About this exercise: Whenever "файлов" appears in a line, please copy that line from the data.

Materials provided:
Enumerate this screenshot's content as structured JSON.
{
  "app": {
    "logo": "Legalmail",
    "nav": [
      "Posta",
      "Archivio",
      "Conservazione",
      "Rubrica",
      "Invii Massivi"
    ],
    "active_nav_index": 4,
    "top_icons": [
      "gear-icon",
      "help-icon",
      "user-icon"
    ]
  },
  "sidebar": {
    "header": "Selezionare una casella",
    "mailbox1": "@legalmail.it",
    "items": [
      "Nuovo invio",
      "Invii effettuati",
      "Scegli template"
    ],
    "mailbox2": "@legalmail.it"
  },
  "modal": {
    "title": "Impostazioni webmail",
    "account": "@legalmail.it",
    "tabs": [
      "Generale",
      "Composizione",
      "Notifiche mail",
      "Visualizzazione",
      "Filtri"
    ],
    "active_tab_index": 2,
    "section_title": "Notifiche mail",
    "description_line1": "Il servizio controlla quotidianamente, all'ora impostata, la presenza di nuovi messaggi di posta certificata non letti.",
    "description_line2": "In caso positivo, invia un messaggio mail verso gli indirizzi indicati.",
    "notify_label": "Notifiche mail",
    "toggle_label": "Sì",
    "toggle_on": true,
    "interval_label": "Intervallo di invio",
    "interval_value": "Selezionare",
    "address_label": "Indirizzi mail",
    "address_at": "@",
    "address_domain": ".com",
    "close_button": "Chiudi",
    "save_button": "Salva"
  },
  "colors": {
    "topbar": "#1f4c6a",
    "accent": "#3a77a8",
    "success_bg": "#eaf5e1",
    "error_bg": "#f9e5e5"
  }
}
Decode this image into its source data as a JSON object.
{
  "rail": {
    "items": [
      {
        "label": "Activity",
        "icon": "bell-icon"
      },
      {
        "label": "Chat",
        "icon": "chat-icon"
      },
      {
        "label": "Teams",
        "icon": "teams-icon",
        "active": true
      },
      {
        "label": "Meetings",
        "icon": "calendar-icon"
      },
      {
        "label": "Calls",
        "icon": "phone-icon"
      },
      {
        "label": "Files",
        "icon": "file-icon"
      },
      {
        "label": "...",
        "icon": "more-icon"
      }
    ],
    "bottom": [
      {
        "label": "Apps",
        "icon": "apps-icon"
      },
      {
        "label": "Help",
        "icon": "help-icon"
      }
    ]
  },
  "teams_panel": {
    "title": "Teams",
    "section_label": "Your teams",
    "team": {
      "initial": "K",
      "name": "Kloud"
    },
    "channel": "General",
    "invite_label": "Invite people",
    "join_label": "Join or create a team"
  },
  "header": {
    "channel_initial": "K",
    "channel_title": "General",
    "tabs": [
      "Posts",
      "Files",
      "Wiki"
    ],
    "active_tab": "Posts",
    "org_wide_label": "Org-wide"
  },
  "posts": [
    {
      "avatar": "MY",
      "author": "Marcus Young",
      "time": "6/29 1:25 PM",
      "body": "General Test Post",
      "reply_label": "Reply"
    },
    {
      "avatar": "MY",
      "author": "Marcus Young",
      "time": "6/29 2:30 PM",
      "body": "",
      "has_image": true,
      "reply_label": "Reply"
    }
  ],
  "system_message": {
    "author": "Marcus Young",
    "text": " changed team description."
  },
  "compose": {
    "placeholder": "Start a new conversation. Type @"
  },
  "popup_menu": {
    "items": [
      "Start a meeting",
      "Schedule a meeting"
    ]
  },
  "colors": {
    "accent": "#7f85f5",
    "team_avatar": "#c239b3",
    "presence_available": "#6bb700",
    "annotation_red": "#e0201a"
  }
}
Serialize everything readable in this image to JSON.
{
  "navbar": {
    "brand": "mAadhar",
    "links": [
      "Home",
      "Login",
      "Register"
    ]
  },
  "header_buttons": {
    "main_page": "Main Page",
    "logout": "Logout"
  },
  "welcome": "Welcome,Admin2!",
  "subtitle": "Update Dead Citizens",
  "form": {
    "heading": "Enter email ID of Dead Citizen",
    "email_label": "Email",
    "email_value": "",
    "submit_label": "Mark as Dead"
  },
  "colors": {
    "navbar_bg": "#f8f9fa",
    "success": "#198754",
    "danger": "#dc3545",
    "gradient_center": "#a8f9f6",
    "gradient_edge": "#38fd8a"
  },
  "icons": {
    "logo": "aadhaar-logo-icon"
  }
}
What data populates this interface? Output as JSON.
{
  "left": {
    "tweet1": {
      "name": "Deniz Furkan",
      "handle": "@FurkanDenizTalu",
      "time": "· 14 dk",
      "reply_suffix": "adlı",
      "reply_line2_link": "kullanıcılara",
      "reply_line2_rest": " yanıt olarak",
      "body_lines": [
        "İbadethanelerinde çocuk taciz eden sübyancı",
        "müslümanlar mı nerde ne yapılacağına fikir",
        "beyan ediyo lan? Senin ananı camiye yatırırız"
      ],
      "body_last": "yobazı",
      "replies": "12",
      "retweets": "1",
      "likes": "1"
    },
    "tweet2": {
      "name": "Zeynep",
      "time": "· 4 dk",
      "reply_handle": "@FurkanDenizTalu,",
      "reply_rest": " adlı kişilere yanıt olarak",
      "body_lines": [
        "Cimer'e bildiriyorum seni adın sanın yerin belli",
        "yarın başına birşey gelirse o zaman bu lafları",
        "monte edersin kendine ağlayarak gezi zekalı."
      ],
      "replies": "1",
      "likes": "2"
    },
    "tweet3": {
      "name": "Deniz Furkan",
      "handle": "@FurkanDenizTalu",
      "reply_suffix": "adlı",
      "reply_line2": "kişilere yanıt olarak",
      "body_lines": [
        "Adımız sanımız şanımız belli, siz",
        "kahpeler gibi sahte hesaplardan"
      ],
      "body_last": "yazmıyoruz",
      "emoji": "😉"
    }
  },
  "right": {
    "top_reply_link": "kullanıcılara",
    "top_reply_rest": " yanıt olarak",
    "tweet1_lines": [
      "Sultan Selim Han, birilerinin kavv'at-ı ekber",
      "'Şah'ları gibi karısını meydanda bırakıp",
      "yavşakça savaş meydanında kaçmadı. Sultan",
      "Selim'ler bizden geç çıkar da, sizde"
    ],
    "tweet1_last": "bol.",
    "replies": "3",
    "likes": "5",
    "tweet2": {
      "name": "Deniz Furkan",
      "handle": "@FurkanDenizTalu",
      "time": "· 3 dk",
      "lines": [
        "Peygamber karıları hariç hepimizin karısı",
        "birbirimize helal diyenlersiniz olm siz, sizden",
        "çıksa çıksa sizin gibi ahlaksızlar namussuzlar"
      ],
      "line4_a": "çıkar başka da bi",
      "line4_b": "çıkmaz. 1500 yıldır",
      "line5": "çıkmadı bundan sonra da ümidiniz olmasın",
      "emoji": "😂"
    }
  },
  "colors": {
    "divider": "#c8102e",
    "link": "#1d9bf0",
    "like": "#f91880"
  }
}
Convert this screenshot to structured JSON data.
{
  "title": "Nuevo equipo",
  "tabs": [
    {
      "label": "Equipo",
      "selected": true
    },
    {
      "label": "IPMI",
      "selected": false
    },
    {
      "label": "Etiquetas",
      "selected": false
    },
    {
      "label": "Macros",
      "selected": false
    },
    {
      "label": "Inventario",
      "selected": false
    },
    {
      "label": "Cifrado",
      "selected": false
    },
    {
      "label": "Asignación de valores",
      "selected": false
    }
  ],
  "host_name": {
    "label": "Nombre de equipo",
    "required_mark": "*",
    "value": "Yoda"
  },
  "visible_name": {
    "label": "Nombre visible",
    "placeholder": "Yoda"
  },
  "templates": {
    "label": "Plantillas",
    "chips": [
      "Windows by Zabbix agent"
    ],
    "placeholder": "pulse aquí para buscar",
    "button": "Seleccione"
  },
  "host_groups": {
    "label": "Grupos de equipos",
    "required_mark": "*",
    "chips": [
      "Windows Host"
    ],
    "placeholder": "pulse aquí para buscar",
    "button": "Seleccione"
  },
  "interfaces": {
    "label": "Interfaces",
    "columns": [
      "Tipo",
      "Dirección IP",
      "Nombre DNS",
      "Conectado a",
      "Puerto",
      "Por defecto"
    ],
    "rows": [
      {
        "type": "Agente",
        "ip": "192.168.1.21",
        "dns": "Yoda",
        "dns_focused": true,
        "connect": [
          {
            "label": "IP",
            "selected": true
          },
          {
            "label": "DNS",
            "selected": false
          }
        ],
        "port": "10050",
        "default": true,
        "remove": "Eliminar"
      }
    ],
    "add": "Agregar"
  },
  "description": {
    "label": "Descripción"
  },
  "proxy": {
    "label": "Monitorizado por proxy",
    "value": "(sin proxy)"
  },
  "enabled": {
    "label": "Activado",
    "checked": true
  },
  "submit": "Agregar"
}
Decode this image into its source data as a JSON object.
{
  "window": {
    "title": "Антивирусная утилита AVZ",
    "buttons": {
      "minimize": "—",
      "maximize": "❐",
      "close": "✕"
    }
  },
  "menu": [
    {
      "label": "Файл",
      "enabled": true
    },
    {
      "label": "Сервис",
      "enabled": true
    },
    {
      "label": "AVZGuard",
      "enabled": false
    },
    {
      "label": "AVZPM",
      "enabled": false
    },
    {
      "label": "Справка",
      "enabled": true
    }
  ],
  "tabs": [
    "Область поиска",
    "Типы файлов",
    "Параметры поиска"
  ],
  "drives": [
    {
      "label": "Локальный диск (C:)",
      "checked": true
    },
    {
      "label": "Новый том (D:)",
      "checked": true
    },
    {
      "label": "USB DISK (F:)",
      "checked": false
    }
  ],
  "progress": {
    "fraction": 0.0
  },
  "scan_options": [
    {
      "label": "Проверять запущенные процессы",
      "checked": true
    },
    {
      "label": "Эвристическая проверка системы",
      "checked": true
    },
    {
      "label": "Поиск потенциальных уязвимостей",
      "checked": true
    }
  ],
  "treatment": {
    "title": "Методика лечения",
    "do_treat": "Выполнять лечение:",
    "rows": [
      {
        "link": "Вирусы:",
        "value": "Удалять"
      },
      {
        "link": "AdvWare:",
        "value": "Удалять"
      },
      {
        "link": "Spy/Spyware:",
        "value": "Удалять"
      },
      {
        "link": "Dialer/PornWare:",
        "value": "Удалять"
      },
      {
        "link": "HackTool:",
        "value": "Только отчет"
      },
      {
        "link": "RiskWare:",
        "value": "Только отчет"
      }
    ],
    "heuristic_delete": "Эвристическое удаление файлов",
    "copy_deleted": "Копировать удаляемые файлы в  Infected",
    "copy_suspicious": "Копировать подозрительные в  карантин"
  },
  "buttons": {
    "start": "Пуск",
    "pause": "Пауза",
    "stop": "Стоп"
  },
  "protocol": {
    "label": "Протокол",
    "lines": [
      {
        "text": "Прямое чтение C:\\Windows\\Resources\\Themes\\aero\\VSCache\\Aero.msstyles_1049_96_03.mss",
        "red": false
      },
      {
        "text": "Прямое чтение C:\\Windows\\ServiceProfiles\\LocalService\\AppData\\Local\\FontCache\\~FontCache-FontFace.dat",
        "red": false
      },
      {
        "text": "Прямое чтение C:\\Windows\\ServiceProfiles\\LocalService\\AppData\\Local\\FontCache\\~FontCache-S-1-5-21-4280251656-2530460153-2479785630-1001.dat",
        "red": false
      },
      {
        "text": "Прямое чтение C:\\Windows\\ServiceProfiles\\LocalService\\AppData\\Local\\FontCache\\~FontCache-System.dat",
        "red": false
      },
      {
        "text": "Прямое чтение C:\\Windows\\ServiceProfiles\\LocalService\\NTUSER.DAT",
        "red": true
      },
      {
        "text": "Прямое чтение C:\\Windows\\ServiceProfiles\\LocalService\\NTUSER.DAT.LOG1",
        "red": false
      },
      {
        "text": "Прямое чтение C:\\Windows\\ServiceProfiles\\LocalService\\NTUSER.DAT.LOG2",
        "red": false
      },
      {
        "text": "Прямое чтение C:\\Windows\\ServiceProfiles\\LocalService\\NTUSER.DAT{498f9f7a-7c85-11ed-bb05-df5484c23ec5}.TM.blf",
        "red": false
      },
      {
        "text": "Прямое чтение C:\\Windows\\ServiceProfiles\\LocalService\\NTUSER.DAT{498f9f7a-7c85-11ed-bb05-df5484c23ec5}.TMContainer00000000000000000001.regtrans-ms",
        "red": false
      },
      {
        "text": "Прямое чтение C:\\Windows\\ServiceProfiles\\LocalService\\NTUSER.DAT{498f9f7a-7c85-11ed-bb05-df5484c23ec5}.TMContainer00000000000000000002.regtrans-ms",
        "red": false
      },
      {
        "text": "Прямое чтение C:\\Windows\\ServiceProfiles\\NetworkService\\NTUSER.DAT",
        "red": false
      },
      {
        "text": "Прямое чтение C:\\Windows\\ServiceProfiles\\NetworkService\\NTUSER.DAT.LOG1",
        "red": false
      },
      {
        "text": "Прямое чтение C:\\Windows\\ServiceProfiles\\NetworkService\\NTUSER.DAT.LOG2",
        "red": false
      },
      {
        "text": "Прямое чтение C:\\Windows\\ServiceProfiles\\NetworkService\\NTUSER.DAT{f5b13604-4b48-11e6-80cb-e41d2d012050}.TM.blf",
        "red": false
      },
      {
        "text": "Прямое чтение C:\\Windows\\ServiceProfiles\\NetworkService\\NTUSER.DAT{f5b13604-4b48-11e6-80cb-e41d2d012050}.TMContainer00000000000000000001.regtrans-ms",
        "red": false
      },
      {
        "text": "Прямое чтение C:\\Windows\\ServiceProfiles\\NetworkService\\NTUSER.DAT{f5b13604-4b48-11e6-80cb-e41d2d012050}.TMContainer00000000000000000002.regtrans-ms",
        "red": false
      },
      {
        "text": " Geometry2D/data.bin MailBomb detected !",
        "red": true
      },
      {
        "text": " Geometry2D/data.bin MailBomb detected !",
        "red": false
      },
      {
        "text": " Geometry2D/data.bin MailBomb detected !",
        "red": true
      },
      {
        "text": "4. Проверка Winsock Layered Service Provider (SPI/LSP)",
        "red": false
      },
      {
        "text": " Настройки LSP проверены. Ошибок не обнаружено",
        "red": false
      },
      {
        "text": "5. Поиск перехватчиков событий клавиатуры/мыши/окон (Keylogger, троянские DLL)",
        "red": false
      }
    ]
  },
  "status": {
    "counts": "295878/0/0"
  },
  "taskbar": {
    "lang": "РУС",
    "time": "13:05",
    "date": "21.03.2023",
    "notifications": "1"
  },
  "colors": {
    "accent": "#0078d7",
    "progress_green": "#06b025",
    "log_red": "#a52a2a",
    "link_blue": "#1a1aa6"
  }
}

Answer to the problem:
    "Типы файлов",
    "heuristic_delete": "Эвристическое удаление файлов",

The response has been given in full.